The House of Beauty and Culture is a book by the writer Kasia Maciejowska and Gregor Muir, executive director of the ICA. It looks at the rise of the art collective House of Beauty and Culture in the late 1980s and how it put Dalston on the cultural map.
Published by the ICA, the book contains archive photography and images of design objects. It also includes interviews with key figures from the scene. Artists Judy Blame, John Moore, Christopher Nemeth, Richard Torry, Cindy Palmano, Mark Lebon, Fric+Frack and Dave Baby all feature.
The House of Beauty and Culture [HOBAC] collective experimented with deconstruction as both a design technique and aesthetic. Members of the collective took inspiration from subcultural iconography and the DIY spirit of punk, as well as from their outsider idols such as David Bowie and William Burroughs.
The HOBAC was a little-known studio and shop founded by shoe designer John Moore, which was open from 1986 to 1989. The house was home to a collective of artists, designers and photographers who reinterpreted objects they found in London’s gutters into pieces of art. Their work was displayed on the dancefloors of the famous nightclub Taboo.
The group emerged during the government of the Conservative leader Margret Thatcher, who was renowned for having no cultural appetite.
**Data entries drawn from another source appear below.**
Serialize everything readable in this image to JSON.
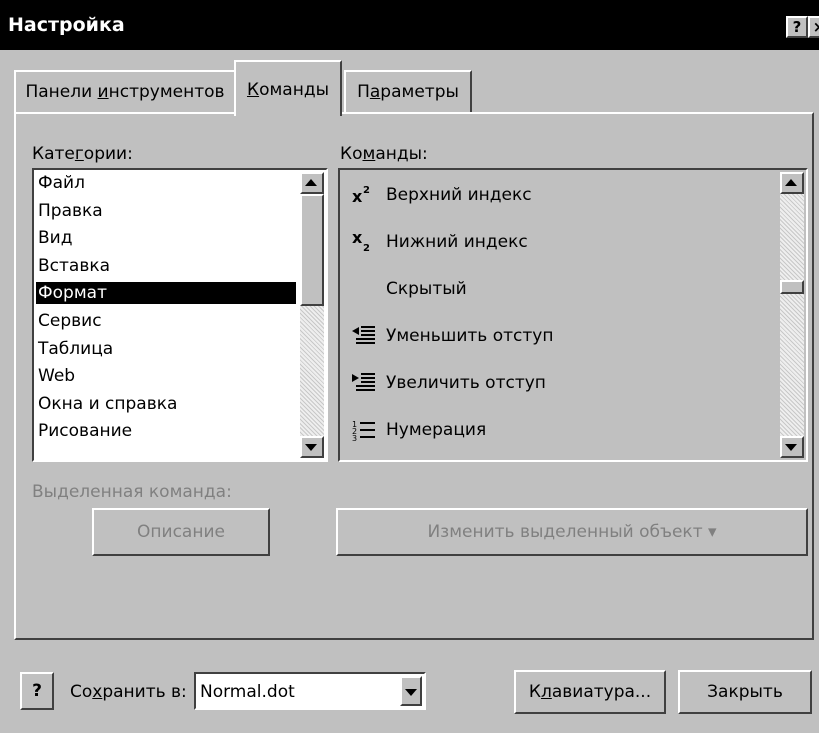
{
  "window": {
    "title": "Настройка",
    "help_button": "?",
    "close_button": "×"
  },
  "tabs": [
    {
      "label_pre": "Панели ",
      "label_u": "и",
      "label_post": "нструментов"
    },
    {
      "label_pre": "",
      "label_u": "К",
      "label_post": "оманды"
    },
    {
      "label_pre": "П",
      "label_u": "а",
      "label_post": "раметры"
    }
  ],
  "categories": {
    "label_pre": "Кате",
    "label_u": "г",
    "label_post": "ории:",
    "items": [
      "Файл",
      "Правка",
      "Вид",
      "Вставка",
      "Формат",
      "Сервис",
      "Таблица",
      "Web",
      "Окна и справка",
      "Рисование"
    ],
    "selected": "Формат"
  },
  "commands": {
    "label_pre": "Ко",
    "label_u": "м",
    "label_post": "анды:",
    "items": [
      {
        "label": "Верхний индекс",
        "icon": "superscript-icon"
      },
      {
        "label": "Нижний индекс",
        "icon": "subscript-icon"
      },
      {
        "label": "Скрытый",
        "icon": "none"
      },
      {
        "label": "Уменьшить отступ",
        "icon": "decrease-indent-icon"
      },
      {
        "label": "Увеличить отступ",
        "icon": "increase-indent-icon"
      },
      {
        "label": "Нумерация",
        "icon": "numbering-icon"
      }
    ]
  },
  "selected_command": {
    "label": "Выделенная команда:",
    "describe_button": "Описание",
    "modify_button": "Изменить выделенный объект ▾"
  },
  "footer": {
    "help_icon": "?",
    "save_in_pre": "Со",
    "save_in_u": "х",
    "save_in_post": "ранить в:",
    "save_in_value": "Normal.dot",
    "keyboard_pre": "К",
    "keyboard_u": "л",
    "keyboard_post": "авиатура...",
    "close_button": "Закрыть"
  },
  "colors": {
    "titlebar": "#000000",
    "dialog": "#c0c0c0",
    "selection": "#000000",
    "disabled_text": "#808080"
  }
}
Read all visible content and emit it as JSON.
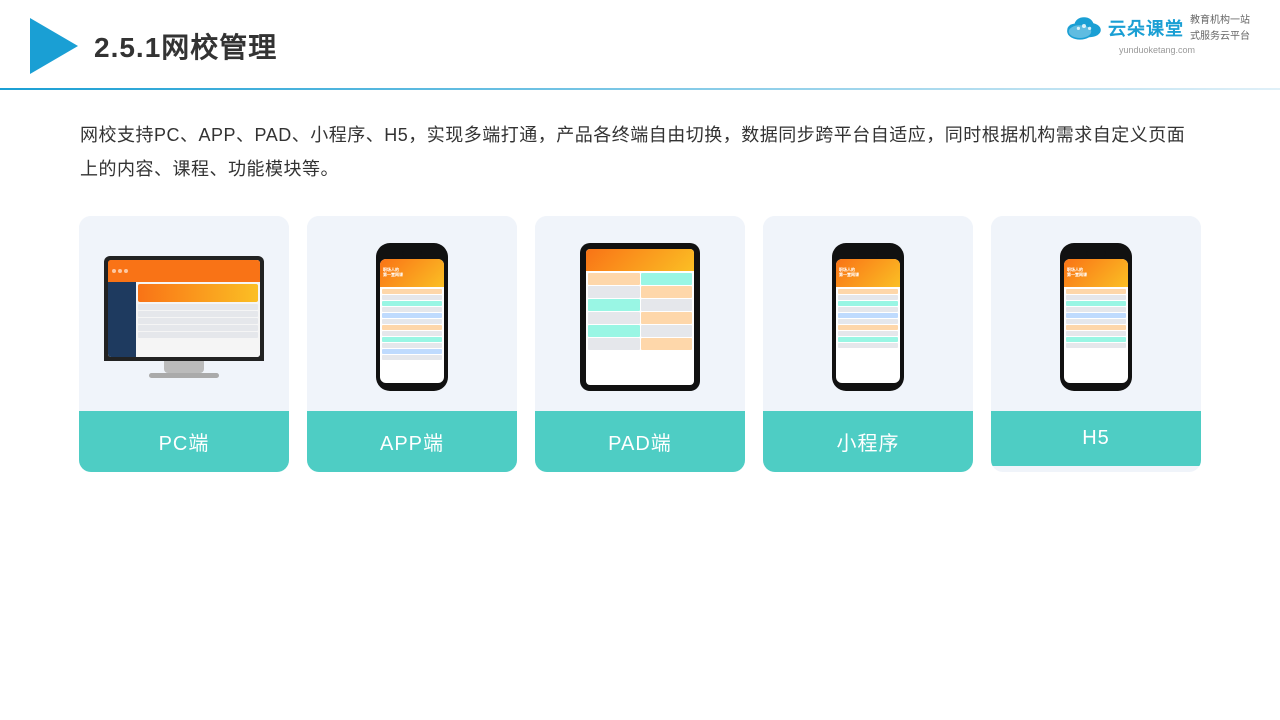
{
  "header": {
    "title": "2.5.1网校管理",
    "brand": {
      "name": "云朵课堂",
      "url": "yunduoketang.com",
      "slogan_line1": "教育机构一站",
      "slogan_line2": "式服务云平台"
    }
  },
  "description": "网校支持PC、APP、PAD、小程序、H5，实现多端打通，产品各终端自由切换，数据同步跨平台自适应，同时根据机构需求自定义页面上的内容、课程、功能模块等。",
  "cards": [
    {
      "id": "pc",
      "label": "PC端",
      "type": "pc"
    },
    {
      "id": "app",
      "label": "APP端",
      "type": "phone"
    },
    {
      "id": "pad",
      "label": "PAD端",
      "type": "tablet"
    },
    {
      "id": "mini",
      "label": "小程序",
      "type": "phone"
    },
    {
      "id": "h5",
      "label": "H5",
      "type": "phone"
    }
  ]
}
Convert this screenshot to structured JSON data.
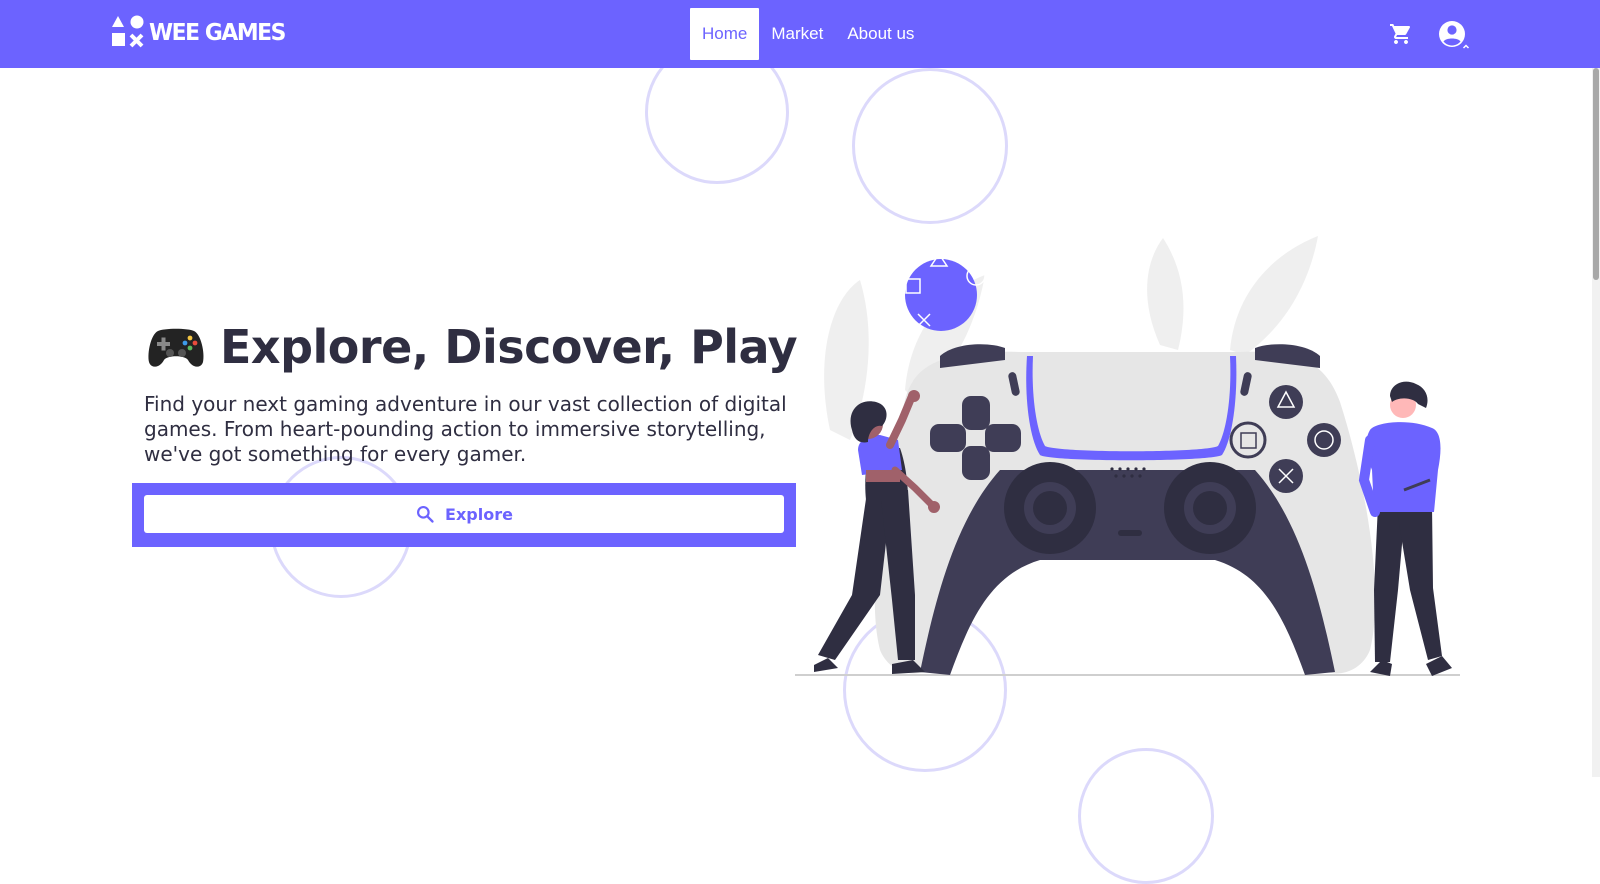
{
  "brand": {
    "name": "WEE GAMES",
    "logo_icon": "shapes-logo-icon"
  },
  "nav": {
    "items": [
      {
        "label": "Home",
        "active": true
      },
      {
        "label": "Market",
        "active": false
      },
      {
        "label": "About us",
        "active": false
      }
    ],
    "cart_icon": "cart-icon",
    "user_icon": "account-circle-icon"
  },
  "hero": {
    "title": "Explore, Discover, Play",
    "title_icon": "game-controller-emoji-icon",
    "description": "Find your next gaming adventure in our vast collection of digital games. From heart-pounding action to immersive storytelling, we've got something for every gamer.",
    "button_label": "Explore",
    "button_icon": "search-icon"
  },
  "colors": {
    "primary": "#6c63ff",
    "dark": "#2f2e41",
    "controller": "#e6e6e6",
    "circle": "#dcd9fb"
  }
}
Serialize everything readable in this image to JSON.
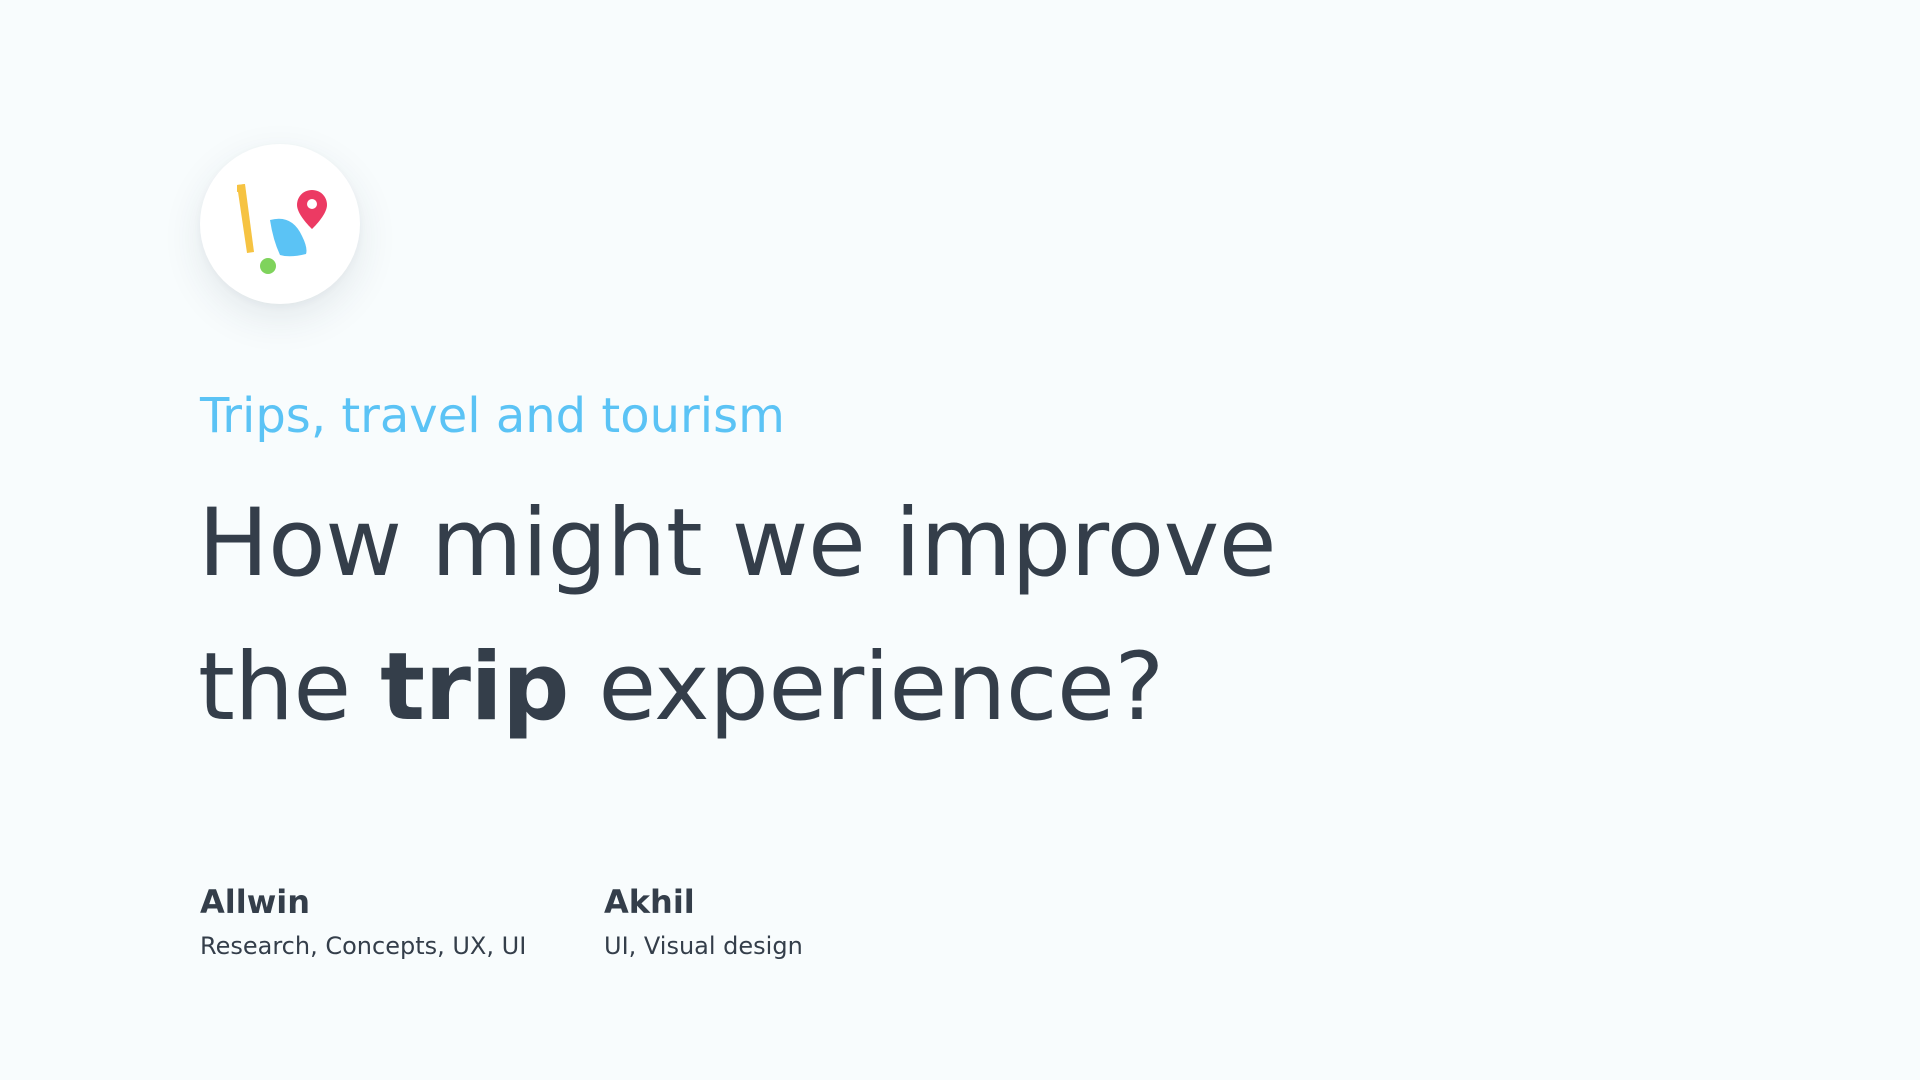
{
  "logo": {
    "icon": "travel-app-logo-icon",
    "colors": {
      "stick": "#f6c342",
      "ball": "#7fd35c",
      "shape": "#5bc3f5",
      "pin": "#ec3a63"
    }
  },
  "header": {
    "subtitle": "Trips, travel and tourism"
  },
  "headline": {
    "line1": "How might we improve",
    "line2_prefix": "the ",
    "line2_bold": "trip",
    "line2_suffix": " experience?"
  },
  "credits": [
    {
      "name": "Allwin",
      "role": "Research, Concepts, UX, UI"
    },
    {
      "name": "Akhil",
      "role": "UI, Visual design"
    }
  ],
  "colors": {
    "background": "#f8fcfd",
    "accent": "#5bc3f5",
    "text": "#343e4a"
  }
}
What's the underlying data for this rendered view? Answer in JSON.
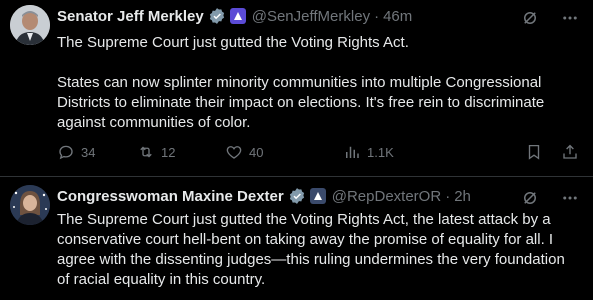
{
  "tweets": [
    {
      "name": "Senator Jeff Merkley",
      "handle": "@SenJeffMerkley",
      "separator": "·",
      "time": "46m",
      "paragraphs": [
        "The Supreme Court just gutted the Voting Rights Act.",
        "States can now splinter minority communities into multiple Congressional Districts to eliminate their impact on elections. It's free rein to discriminate against communities of color."
      ],
      "stats": {
        "replies": "34",
        "reposts": "12",
        "likes": "40",
        "views": "1.1K"
      }
    },
    {
      "name": "Congresswoman Maxine Dexter",
      "handle": "@RepDexterOR",
      "separator": "·",
      "time": "2h",
      "paragraphs": [
        "The Supreme Court just gutted the Voting Rights Act, the latest attack by a conservative court hell-bent on taking away the promise of equality for all. I agree with the dissenting judges—this ruling undermines the very foundation of racial equality in this country."
      ]
    }
  ],
  "colors": {
    "background": "#000000",
    "text": "#e7e9ea",
    "muted": "#71767b",
    "verified": "#829aab",
    "divider": "#2f3336"
  },
  "icons": [
    "verified-badge-icon",
    "government-affiliation-icon",
    "grok-icon",
    "more-icon",
    "reply-icon",
    "repost-icon",
    "like-icon",
    "views-icon",
    "bookmark-icon",
    "share-icon"
  ]
}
In an article for the Guardian, the pop culture writer John Harris said, “The paradox, then, was delicious, because Thatcher, her ideas, and their impact on society all served to create a cultural earthquake.”